Work order:
All of the entries need to be copied character for character.

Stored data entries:
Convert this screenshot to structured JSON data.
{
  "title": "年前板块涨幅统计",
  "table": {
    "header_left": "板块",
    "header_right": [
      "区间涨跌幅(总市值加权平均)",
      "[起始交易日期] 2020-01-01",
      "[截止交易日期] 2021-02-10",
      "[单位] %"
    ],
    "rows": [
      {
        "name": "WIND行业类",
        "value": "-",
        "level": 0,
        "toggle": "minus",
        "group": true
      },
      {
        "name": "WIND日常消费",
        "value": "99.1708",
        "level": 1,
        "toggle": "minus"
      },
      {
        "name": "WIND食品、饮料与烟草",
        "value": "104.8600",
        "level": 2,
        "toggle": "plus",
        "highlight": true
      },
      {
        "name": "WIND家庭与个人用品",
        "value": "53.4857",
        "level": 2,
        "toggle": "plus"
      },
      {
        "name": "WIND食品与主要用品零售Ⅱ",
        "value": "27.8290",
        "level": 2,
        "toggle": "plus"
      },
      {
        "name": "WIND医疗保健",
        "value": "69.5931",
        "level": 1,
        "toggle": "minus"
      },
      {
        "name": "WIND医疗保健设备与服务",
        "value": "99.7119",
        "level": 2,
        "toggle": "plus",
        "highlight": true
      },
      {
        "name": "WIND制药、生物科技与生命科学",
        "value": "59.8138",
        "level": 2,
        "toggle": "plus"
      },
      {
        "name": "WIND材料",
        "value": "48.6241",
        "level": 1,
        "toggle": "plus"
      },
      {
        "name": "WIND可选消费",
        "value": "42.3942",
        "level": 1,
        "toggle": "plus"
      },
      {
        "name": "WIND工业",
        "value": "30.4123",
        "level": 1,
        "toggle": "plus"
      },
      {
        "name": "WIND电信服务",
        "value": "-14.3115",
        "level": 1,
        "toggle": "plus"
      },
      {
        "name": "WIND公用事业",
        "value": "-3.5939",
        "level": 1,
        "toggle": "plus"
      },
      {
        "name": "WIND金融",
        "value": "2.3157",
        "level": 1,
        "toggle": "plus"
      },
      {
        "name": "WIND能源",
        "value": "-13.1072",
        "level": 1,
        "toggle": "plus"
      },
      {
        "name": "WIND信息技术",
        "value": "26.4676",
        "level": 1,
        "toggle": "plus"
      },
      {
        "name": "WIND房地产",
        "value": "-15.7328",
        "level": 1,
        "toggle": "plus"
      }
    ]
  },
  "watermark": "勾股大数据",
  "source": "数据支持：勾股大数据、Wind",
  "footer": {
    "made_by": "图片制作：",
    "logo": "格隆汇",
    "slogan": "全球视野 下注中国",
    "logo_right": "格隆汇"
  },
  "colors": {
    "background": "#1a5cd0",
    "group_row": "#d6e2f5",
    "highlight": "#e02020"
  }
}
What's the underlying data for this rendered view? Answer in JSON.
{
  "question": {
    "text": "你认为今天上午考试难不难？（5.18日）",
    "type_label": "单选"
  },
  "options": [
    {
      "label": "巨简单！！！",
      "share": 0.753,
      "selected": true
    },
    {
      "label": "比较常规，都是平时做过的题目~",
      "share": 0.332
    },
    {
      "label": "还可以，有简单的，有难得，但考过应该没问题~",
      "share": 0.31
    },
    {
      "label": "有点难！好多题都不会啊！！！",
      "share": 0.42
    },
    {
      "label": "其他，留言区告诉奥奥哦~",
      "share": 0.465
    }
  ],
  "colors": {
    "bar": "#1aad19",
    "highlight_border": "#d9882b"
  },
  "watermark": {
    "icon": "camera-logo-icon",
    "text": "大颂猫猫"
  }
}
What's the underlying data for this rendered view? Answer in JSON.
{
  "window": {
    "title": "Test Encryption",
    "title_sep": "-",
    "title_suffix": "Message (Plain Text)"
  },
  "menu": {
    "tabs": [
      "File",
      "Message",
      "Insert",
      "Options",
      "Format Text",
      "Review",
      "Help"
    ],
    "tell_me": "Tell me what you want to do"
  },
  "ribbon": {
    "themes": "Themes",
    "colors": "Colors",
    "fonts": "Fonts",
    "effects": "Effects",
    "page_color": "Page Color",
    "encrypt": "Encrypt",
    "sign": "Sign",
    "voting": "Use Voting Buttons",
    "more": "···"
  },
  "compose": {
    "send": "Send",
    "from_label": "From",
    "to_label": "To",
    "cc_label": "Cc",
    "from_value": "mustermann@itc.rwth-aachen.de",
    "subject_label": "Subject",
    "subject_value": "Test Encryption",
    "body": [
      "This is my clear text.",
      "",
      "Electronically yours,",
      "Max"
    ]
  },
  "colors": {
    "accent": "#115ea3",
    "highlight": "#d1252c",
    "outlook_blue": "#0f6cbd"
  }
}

Response:
Convert this screenshot to structured JSON data.
{
  "title": "年前板块涨幅统计",
  "table": {
    "header_left": "板块",
    "header_right": [
      "区间涨跌幅(总市值加权平均)",
      "[起始交易日期] 2020-01-01",
      "[截止交易日期] 2021-02-10",
      "[单位] %"
    ],
    "rows": [
      {
        "name": "WIND行业类",
        "value": "-",
        "level": 0,
        "toggle": "minus",
        "group": true
      },
      {
        "name": "WIND日常消费",
        "value": "99.1708",
        "level": 1,
        "toggle": "minus"
      },
      {
        "name": "WIND食品、饮料与烟草",
        "value": "104.8600",
        "level": 2,
        "toggle": "plus",
        "highlight": true
      },
      {
        "name": "WIND家庭与个人用品",
        "value": "53.4857",
        "level": 2,
        "toggle": "plus"
      },
      {
        "name": "WIND食品与主要用品零售Ⅱ",
        "value": "27.8290",
        "level": 2,
        "toggle": "plus"
      },
      {
        "name": "WIND医疗保健",
        "value": "69.5931",
        "level": 1,
        "toggle": "minus"
      },
      {
        "name": "WIND医疗保健设备与服务",
        "value": "99.7119",
        "level": 2,
        "toggle": "plus",
        "highlight": true
      },
      {
        "name": "WIND制药、生物科技与生命科学",
        "value": "59.8138",
        "level": 2,
        "toggle": "plus"
      },
      {
        "name": "WIND材料",
        "value": "48.6241",
        "level": 1,
        "toggle": "plus"
      },
      {
        "name": "WIND可选消费",
        "value": "42.3942",
        "level": 1,
        "toggle": "plus"
      },
      {
        "name": "WIND工业",
        "value": "30.4123",
        "level": 1,
        "toggle": "plus"
      },
      {
        "name": "WIND电信服务",
        "value": "-14.3115",
        "level": 1,
        "toggle": "plus"
      },
      {
        "name": "WIND公用事业",
        "value": "-3.5939",
        "level": 1,
        "toggle": "plus"
      },
      {
        "name": "WIND金融",
        "value": "2.3157",
        "level": 1,
        "toggle": "plus"
      },
      {
        "name": "WIND能源",
        "value": "-13.1072",
        "level": 1,
        "toggle": "plus"
      },
      {
        "name": "WIND信息技术",
        "value": "26.4676",
        "level": 1,
        "toggle": "plus"
      },
      {
        "name": "WIND房地产",
        "value": "-15.7328",
        "level": 1,
        "toggle": "plus"
      }
    ]
  },
  "watermark": "勾股大数据",
  "source": "数据支持：勾股大数据、Wind",
  "footer": {
    "made_by": "图片制作：",
    "logo": "格隆汇",
    "slogan": "全球视野 下注中国",
    "logo_right": "格隆汇"
  },
  "colors": {
    "background": "#1a5cd0",
    "group_row": "#d6e2f5",
    "highlight": "#e02020"
  }
}
What's the underlying data for this rendered view? Answer in JSON.
{
  "question": {
    "text": "你认为今天上午考试难不难？（5.18日）",
    "type_label": "单选"
  },
  "options": [
    {
      "label": "巨简单！！！",
      "share": 0.753,
      "selected": true
    },
    {
      "label": "比较常规，都是平时做过的题目~",
      "share": 0.332
    },
    {
      "label": "还可以，有简单的，有难得，但考过应该没问题~",
      "share": 0.31
    },
    {
      "label": "有点难！好多题都不会啊！！！",
      "share": 0.42
    },
    {
      "label": "其他，留言区告诉奥奥哦~",
      "share": 0.465
    }
  ],
  "colors": {
    "bar": "#1aad19",
    "highlight_border": "#d9882b"
  },
  "watermark": {
    "icon": "camera-logo-icon",
    "text": "大颂猫猫"
  }
}
What's the underlying data for this rendered view? Answer in JSON.
{
  "window": {
    "title": "Test Encryption",
    "title_sep": "-",
    "title_suffix": "Message (Plain Text)"
  },
  "menu": {
    "tabs": [
      "File",
      "Message",
      "Insert",
      "Options",
      "Format Text",
      "Review",
      "Help"
    ],
    "tell_me": "Tell me what you want to do"
  },
  "ribbon": {
    "themes": "Themes",
    "colors": "Colors",
    "fonts": "Fonts",
    "effects": "Effects",
    "page_color": "Page Color",
    "encrypt": "Encrypt",
    "sign": "Sign",
    "voting": "Use Voting Buttons",
    "more": "···"
  },
  "compose": {
    "send": "Send",
    "from_label": "From",
    "to_label": "To",
    "cc_label": "Cc",
    "from_value": "mustermann@itc.rwth-aachen.de",
    "subject_label": "Subject",
    "subject_value": "Test Encryption",
    "body": [
      "This is my clear text.",
      "",
      "Electronically yours,",
      "Max"
    ]
  },
  "colors": {
    "accent": "#115ea3",
    "highlight": "#d1252c",
    "outlook_blue": "#0f6cbd"
  }
}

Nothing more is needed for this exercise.